Data about app and page elements
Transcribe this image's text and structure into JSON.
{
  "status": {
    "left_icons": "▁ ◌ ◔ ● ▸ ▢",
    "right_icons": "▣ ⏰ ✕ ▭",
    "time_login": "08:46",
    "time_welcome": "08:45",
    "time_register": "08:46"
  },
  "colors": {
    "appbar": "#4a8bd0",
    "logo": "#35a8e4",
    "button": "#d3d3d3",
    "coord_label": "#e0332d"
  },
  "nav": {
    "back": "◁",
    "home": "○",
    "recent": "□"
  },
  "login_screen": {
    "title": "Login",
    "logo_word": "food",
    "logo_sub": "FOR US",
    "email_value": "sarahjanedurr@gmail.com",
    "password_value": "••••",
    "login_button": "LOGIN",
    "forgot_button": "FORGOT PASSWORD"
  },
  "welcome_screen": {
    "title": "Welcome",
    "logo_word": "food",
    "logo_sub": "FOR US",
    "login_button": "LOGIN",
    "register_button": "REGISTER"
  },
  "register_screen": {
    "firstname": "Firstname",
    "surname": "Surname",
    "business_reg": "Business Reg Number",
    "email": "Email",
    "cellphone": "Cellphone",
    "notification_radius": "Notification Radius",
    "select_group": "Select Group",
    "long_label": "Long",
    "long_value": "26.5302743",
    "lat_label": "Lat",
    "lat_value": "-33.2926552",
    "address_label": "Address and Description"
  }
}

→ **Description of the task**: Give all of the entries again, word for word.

→ **The completed task**:
Transcribe this image's text and structure into JSON.
{
  "status": {
    "left_icons": "▁ ◌ ◔ ● ▸ ▢",
    "right_icons": "▣ ⏰ ✕ ▭",
    "time_login": "08:46",
    "time_welcome": "08:45",
    "time_register": "08:46"
  },
  "colors": {
    "appbar": "#4a8bd0",
    "logo": "#35a8e4",
    "button": "#d3d3d3",
    "coord_label": "#e0332d"
  },
  "nav": {
    "back": "◁",
    "home": "○",
    "recent": "□"
  },
  "login_screen": {
    "title": "Login",
    "logo_word": "food",
    "logo_sub": "FOR US",
    "email_value": "sarahjanedurr@gmail.com",
    "password_value": "••••",
    "login_button": "LOGIN",
    "forgot_button": "FORGOT PASSWORD"
  },
  "welcome_screen": {
    "title": "Welcome",
    "logo_word": "food",
    "logo_sub": "FOR US",
    "login_button": "LOGIN",
    "register_button": "REGISTER"
  },
  "register_screen": {
    "firstname": "Firstname",
    "surname": "Surname",
    "business_reg": "Business Reg Number",
    "email": "Email",
    "cellphone": "Cellphone",
    "notification_radius": "Notification Radius",
    "select_group": "Select Group",
    "long_label": "Long",
    "long_value": "26.5302743",
    "lat_label": "Lat",
    "lat_value": "-33.2926552",
    "address_label": "Address and Description"
  }
}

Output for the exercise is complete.